The regional court found that Al-Jabery had not provided evidence that he had informed ConAgra that he could not touch the pork and that he was therefore in no position to establish a case of discrimination on the basis of prima facie. In contrast, a Georgia jury in the EEOC v. Regency Health Associates case investigated the employer and rejected the worker`s claims of religious discrimination regarding her dress.175 A dozen months after Dewey`s dismissal, The EEOC adopted regulations that, for the first time, established that the prohibition of religious discrimination under Title VII involved an employer`s inability to properly take into account the religious needs of workers, where housing can be affected without unreasonable hardship for employer behaviour.2 Note, Delimitation Title VII: Reverse Proxy Discrimination and Claims in Employment Discrimination Litigation, 67 Vand. L. Rev. 239, 259 (2014) (citing Courtney Rubin, Religious Discrimination Complaints on the Rise at Work, Inc., October 20, 2010, www.inc.com/news/articles/2010/10/complaints-of-religious-discrimination-on Ascension.html). A recent survey of American workers suggests that religious discrimination is a growing problem in the workplace.1 Indeed, the number of allegations of religious discrimination filed with the Equal Employment Commission (EEOC) has increased by 87% over the past decade.2 Growing religious diversity at work3 is only one reason for this trend.

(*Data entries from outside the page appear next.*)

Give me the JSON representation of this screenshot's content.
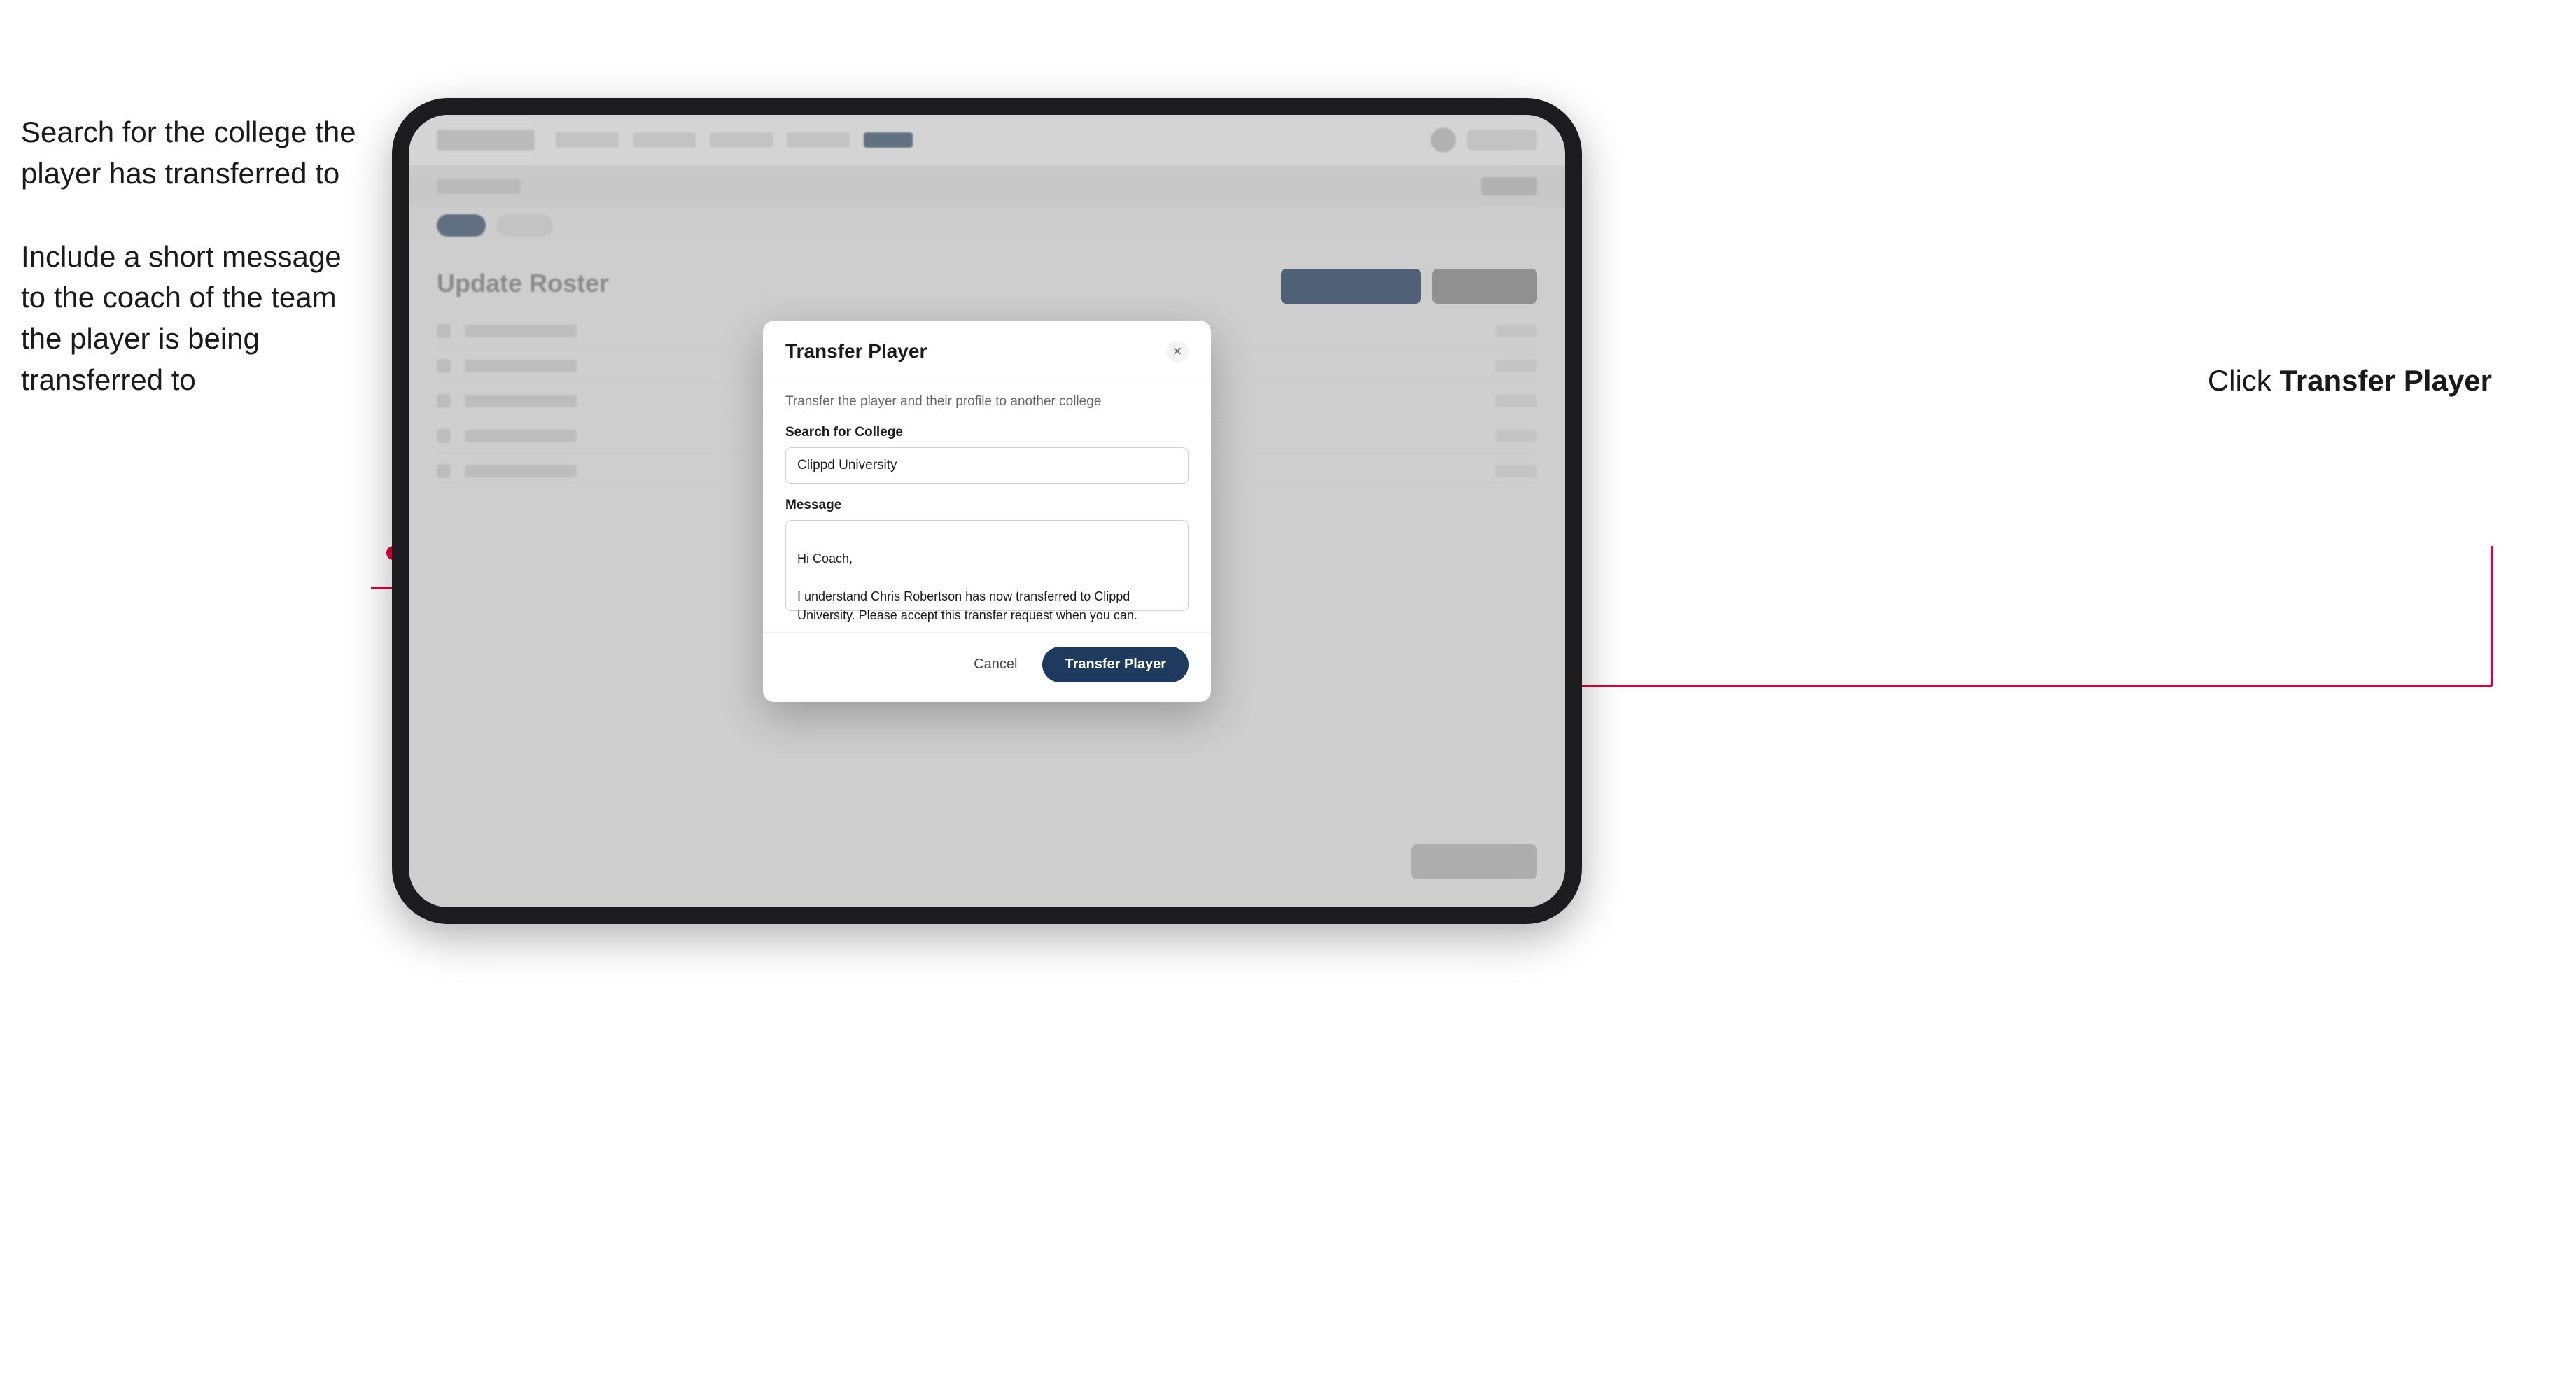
{
  "annotations": {
    "left_top": "Search for the college the player has transferred to",
    "left_bottom": "Include a short message to the coach of the team the player is being transferred to",
    "right": "Click ",
    "right_bold": "Transfer Player"
  },
  "tablet": {
    "navbar": {
      "logo_alt": "logo"
    },
    "page_title": "Update Roster"
  },
  "modal": {
    "title": "Transfer Player",
    "description": "Transfer the player and their profile to another college",
    "search_label": "Search for College",
    "search_value": "Clippd University",
    "message_label": "Message",
    "message_value": "Hi Coach,\n\nI understand Chris Robertson has now transferred to Clippd University. Please accept this transfer request when you can.",
    "cancel_label": "Cancel",
    "transfer_label": "Transfer Player",
    "close_icon": "×"
  }
}
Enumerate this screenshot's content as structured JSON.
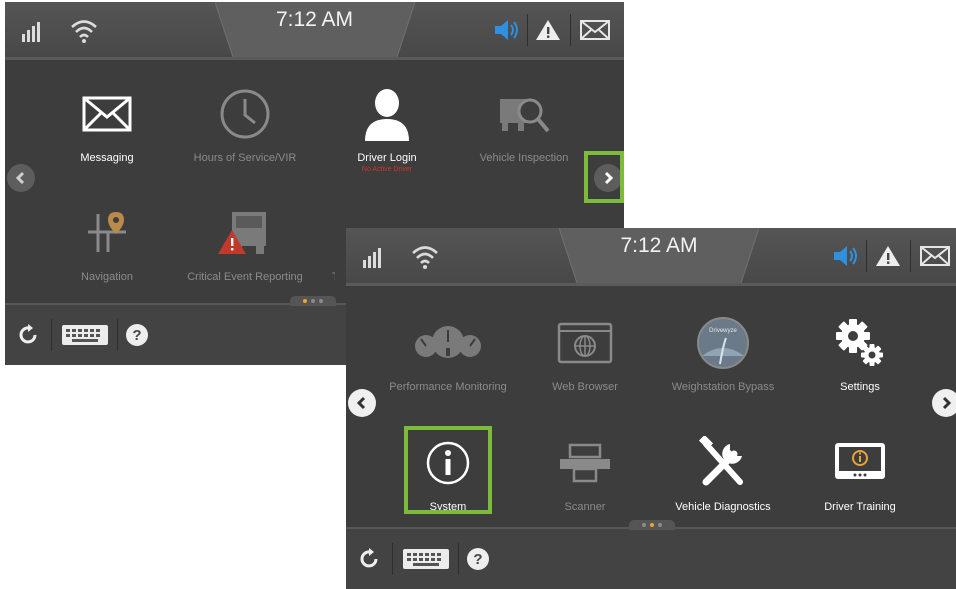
{
  "colors": {
    "accent_green": "#7dbb3a",
    "speaker_blue": "#2f8fe0",
    "alert_red": "#d7352b",
    "pager_active": "#f2a32a"
  },
  "screen1": {
    "time": "7:12 AM",
    "status_icons": [
      "signal-icon",
      "wifi-icon",
      "speaker-icon",
      "warning-icon",
      "mail-icon"
    ],
    "apps": [
      {
        "label": "Messaging",
        "icon": "envelope-icon",
        "active": true
      },
      {
        "label": "Hours of Service/VIR",
        "icon": "clock-icon",
        "active": false
      },
      {
        "label": "Driver Login",
        "sub": "No Active Driver",
        "icon": "person-icon",
        "active": true
      },
      {
        "label": "Vehicle Inspection",
        "icon": "truck-magnifier-icon",
        "active": false
      },
      {
        "label": "Navigation",
        "icon": "map-pin-icon",
        "active": false
      },
      {
        "label": "Critical Event Reporting",
        "icon": "truck-warning-icon",
        "active": false
      },
      {
        "label": "Tra",
        "icon": "partial-icon",
        "active": false
      }
    ],
    "page_indicator": {
      "pages": 3,
      "current": 1
    }
  },
  "screen2": {
    "time": "7:12 AM",
    "status_icons": [
      "signal-icon",
      "wifi-icon",
      "speaker-icon",
      "warning-icon",
      "mail-icon"
    ],
    "apps": [
      {
        "label": "Performance Monitoring",
        "icon": "gauges-icon",
        "active": false
      },
      {
        "label": "Web Browser",
        "icon": "browser-icon",
        "active": false
      },
      {
        "label": "Weighstation Bypass",
        "badge": "Drivewyze",
        "icon": "drivewyze-icon",
        "active": false
      },
      {
        "label": "Settings",
        "icon": "gears-icon",
        "active": true
      },
      {
        "label": "System",
        "icon": "info-icon",
        "active": true
      },
      {
        "label": "Scanner",
        "icon": "scanner-icon",
        "active": false
      },
      {
        "label": "Vehicle Diagnostics",
        "icon": "tools-icon",
        "active": true
      },
      {
        "label": "Driver Training",
        "icon": "training-monitor-icon",
        "active": true
      }
    ],
    "page_indicator": {
      "pages": 3,
      "current": 2
    }
  }
}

In the event of a conflict between employer policy and the exercise of workers` religious beliefs, employers must be aware of their rights and obligations with regard to the provision of religious housing. The EEOC acknowledged this conflict and published in March 2014 “Religious Garb and Grooming in the Workplace: Rights and Responsibilities,” which focuses on how Title VII is applied to dress and religious care practices4.
The Port Authority of New York and New Jersey, No. 18-3710 (3d Cir. Oct. 11, 2019), a recently hired pension plan manager had to work Friday nights and Saturdays because of his employer`s oldest planning system. The collaborator observed the Jewish Sabbath (the sunset period on Friday at sunset on Saturday) and other Jewish holidays. As a result, he asked his employer to take into account his religious beliefs by not requiring him to work on the Jewish Sabbath. A common requirement for religious accommodation is the modification of a work plan due to conflicts with religious beliefs or practices. Preliminary proceedings following the instructions of the Hardison and Philbrooke Court sometimes find it difficult to determine what constitutes appropriate and unwarranted harshness given the factual nature of the investigation. The accommodation would have unfairly put New Jersey Transit in trouble, as Fouche`s choice not to drive on certain Sundays would have led to a violation of the union`s seniority of the collective agreement, raising a legal issue. As a general rule, employers may attempt to respond to religious requests for leave through many policies, such as existing paid leave. B or leave policies that allow employees to exchange positions with other workers, offer alternative work schedules or even offer alternative jobs.
In general, non-compliance with rights is not successful if the employer can prove that it has offered a worker a combination of options to meet the worker`s religious needs that go beyond the employer`s existing guidelines.